Most adults fall into one of two categories when it comes to taking responsibility for their health.
The first is responsible to a fault. Appointments are booked way ahead of time for checkups and screenings, and the minute a doctor says “specialist,” they’re on the phone setting up yet another appointment. Then there are those who put off going to the doctor. Whether they don’t want to (or can’t) spend the money, or fear that “no news is good news” with regard to their health, they still avoid checkups and tests with aplomb.
The second category is likely where advertising for Cologuard comes in, although some doctors prescribe it for patients in between colonoscopies. The at-home kit requires a stool sample and is then sent in the mail to a lab for screening for signs of potential cancer. And that’s fantastic. It’s a wonderful alternative for those who fear having a colonoscopy, and for those who can’t afford one. No, it’s not a substitute, but it lets your doctor know if there’s something questionable going on.
What’s especially questionable to me is the insulting manner in which the product is advertised. The catch phrase in the ad is “Get, go, gone.” And we get it, advertisers. Truly, we do.
We don’t need Mr. Cologuard to hop onto the toilet. We know that’s the place we do our business. And then he has the audacity to tear off one perforated piece of toilet paper—and don’t even get me going on the nonsense of tearing off one sheet—which he then folds into a paper airplane and flies away.
Yes, this expensive (they don’t tell you that without insurance—and many insurance companies don’t cover it anyway—the test can cost upwards of $500) pharmaceutical creation explains via Mr. Cologuard how to take a—well, you know. It appears to assume that not only don’t we know where to go, but also that we don’t know how to properly clean ourselves up afterwards either.
Cologuard gets it wrong with the paper airplane business, however, and I truly hope for those with children (or childish husbands) who might watch this ad, that they don’t do as Mr. Cologuard does. Otherwise there will be way more bathroom cleanup than you’re already performing.
And listen closely. Is he really saying, “Ship me to the lab,” or something else?

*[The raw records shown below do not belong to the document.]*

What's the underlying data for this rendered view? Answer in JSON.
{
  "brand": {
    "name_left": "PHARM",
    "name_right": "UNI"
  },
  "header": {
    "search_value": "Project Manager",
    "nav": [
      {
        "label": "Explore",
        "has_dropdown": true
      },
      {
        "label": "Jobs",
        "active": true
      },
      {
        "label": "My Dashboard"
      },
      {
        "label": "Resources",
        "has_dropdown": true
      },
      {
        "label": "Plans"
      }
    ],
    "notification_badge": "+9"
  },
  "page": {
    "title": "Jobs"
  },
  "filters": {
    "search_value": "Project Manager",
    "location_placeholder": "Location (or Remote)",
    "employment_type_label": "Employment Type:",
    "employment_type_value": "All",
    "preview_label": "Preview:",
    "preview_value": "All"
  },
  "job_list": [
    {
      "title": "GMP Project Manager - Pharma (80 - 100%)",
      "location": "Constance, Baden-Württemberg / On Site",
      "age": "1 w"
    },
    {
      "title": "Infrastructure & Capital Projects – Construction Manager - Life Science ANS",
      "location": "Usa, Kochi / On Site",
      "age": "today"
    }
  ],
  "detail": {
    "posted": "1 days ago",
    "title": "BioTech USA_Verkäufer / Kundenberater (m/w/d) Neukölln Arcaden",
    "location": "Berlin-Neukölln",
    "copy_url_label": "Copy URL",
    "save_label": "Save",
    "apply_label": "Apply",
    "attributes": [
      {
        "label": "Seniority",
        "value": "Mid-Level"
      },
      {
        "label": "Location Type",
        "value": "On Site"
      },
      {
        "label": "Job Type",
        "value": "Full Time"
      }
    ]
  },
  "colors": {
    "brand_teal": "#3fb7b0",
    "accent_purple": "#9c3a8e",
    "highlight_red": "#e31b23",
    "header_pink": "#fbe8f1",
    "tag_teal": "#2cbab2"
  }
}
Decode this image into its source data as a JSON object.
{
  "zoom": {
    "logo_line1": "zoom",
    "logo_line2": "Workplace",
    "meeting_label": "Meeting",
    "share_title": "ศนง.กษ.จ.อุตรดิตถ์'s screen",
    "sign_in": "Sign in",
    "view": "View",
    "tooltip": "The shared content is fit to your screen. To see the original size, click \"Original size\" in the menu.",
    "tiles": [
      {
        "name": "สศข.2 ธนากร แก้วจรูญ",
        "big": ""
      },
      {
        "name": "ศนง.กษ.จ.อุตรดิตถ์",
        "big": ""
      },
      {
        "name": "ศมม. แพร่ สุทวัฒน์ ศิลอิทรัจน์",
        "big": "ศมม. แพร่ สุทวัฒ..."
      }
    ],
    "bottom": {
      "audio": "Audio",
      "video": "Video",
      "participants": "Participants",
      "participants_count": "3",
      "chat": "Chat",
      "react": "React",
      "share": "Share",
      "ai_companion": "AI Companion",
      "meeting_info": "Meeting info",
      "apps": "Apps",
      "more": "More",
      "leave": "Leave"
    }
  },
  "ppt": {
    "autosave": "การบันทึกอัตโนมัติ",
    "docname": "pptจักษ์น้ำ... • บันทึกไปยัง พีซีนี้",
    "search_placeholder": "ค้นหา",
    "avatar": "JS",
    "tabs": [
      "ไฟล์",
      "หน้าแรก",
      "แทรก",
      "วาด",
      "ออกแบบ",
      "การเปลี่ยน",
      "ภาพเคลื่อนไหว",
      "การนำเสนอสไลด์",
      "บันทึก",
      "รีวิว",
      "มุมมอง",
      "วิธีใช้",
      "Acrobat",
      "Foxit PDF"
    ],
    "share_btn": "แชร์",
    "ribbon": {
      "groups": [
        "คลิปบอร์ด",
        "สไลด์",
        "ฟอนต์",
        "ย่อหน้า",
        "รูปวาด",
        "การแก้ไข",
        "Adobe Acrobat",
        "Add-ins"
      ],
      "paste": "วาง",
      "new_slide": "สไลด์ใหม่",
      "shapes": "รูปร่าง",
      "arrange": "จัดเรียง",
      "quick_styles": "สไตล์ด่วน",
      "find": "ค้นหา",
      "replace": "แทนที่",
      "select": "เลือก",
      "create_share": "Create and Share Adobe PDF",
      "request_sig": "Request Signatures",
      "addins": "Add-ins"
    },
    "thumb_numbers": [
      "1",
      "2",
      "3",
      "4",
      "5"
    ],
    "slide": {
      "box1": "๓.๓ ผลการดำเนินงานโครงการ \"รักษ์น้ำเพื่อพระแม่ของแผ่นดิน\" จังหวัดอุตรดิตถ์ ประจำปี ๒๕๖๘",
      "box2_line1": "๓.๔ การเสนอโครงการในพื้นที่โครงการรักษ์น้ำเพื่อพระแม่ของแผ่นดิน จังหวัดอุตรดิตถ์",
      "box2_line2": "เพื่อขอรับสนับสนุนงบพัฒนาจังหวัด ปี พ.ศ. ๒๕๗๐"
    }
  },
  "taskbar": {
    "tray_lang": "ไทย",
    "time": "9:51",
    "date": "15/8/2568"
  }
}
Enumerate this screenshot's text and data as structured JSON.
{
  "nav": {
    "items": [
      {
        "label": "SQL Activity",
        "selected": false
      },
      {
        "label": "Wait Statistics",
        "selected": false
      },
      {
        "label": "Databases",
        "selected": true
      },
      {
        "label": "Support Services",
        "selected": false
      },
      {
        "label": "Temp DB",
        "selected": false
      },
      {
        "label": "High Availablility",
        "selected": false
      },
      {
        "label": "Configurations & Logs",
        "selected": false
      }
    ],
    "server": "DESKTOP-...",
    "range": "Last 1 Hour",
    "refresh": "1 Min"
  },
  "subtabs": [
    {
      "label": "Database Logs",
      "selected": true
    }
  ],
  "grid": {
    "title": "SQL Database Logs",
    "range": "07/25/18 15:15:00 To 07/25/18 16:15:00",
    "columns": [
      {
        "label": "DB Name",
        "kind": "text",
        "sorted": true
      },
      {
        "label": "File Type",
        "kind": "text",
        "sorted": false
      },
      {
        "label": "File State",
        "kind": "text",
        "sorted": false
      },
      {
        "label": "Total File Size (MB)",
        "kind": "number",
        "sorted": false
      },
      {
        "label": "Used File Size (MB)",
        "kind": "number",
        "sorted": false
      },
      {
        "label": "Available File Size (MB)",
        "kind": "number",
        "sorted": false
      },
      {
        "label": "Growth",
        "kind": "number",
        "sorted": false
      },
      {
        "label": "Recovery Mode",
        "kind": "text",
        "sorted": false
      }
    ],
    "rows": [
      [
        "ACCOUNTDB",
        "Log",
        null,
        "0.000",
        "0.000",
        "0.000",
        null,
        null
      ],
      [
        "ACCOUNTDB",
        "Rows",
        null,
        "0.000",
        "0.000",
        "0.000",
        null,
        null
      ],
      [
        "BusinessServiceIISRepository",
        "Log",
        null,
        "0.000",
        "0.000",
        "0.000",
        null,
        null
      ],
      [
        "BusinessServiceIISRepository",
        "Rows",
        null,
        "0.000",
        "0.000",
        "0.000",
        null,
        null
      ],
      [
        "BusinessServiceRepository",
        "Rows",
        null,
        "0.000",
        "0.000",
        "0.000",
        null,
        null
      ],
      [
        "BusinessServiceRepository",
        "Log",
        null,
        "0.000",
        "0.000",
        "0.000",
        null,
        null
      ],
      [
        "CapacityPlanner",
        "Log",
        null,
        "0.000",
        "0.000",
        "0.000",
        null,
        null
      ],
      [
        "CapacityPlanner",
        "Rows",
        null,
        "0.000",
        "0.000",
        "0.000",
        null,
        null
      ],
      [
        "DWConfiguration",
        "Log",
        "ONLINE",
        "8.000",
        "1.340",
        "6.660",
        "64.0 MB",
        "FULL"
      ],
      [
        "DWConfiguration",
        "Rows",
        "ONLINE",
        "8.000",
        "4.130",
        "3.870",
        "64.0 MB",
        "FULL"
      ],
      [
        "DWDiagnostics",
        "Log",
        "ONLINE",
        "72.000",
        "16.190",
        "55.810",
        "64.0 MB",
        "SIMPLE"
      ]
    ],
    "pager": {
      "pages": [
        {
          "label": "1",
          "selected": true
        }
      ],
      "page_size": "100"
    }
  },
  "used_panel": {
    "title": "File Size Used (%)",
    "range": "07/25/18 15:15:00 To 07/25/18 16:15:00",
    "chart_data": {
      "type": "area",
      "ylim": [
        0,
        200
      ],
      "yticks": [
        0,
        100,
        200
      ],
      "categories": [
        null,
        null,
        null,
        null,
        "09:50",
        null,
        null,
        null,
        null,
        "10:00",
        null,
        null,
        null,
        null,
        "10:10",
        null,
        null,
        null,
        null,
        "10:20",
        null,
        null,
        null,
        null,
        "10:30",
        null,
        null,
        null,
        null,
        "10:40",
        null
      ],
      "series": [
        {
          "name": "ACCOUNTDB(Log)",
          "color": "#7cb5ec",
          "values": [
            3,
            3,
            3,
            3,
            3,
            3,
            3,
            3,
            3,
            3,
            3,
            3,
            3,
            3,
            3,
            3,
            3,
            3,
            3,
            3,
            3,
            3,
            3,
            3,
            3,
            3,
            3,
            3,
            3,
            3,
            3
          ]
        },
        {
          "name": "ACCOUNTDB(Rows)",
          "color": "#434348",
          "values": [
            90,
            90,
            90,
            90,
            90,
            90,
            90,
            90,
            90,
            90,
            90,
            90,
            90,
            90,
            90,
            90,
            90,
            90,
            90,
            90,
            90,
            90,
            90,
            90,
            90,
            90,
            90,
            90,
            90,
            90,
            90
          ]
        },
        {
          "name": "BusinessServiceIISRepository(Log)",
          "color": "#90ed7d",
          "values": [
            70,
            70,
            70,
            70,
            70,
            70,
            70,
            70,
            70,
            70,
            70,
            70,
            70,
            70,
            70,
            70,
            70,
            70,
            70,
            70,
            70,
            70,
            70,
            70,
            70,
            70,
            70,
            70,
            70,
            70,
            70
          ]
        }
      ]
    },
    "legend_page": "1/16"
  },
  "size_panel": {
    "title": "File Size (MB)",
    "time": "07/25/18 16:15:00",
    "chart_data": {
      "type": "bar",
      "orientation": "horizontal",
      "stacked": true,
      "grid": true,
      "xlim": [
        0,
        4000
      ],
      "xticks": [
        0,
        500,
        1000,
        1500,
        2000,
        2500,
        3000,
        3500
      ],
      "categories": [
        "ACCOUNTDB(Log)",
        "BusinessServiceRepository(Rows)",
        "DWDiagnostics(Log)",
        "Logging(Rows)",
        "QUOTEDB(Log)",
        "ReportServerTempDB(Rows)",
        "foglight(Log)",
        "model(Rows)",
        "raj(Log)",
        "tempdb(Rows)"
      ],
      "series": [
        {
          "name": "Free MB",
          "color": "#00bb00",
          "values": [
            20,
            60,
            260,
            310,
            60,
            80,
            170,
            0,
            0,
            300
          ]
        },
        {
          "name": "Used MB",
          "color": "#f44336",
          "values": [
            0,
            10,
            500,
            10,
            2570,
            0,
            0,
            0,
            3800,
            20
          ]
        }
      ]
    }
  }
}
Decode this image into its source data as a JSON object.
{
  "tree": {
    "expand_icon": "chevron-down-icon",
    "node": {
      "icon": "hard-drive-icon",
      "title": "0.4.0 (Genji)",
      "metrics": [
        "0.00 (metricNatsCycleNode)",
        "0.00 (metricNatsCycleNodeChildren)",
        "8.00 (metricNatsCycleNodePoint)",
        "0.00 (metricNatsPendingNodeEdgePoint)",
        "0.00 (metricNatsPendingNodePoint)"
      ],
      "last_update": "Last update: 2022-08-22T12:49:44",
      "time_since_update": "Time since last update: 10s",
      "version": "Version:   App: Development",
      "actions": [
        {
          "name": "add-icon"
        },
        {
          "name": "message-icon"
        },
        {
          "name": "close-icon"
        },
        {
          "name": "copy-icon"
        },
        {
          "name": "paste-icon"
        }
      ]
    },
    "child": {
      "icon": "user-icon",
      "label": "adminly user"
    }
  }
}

Isn’t there a dignified way to advertise this test? No one needs the play by play. Let’s try to assume that the average consumer is of average intelligence, and knows what to do in the bathroom.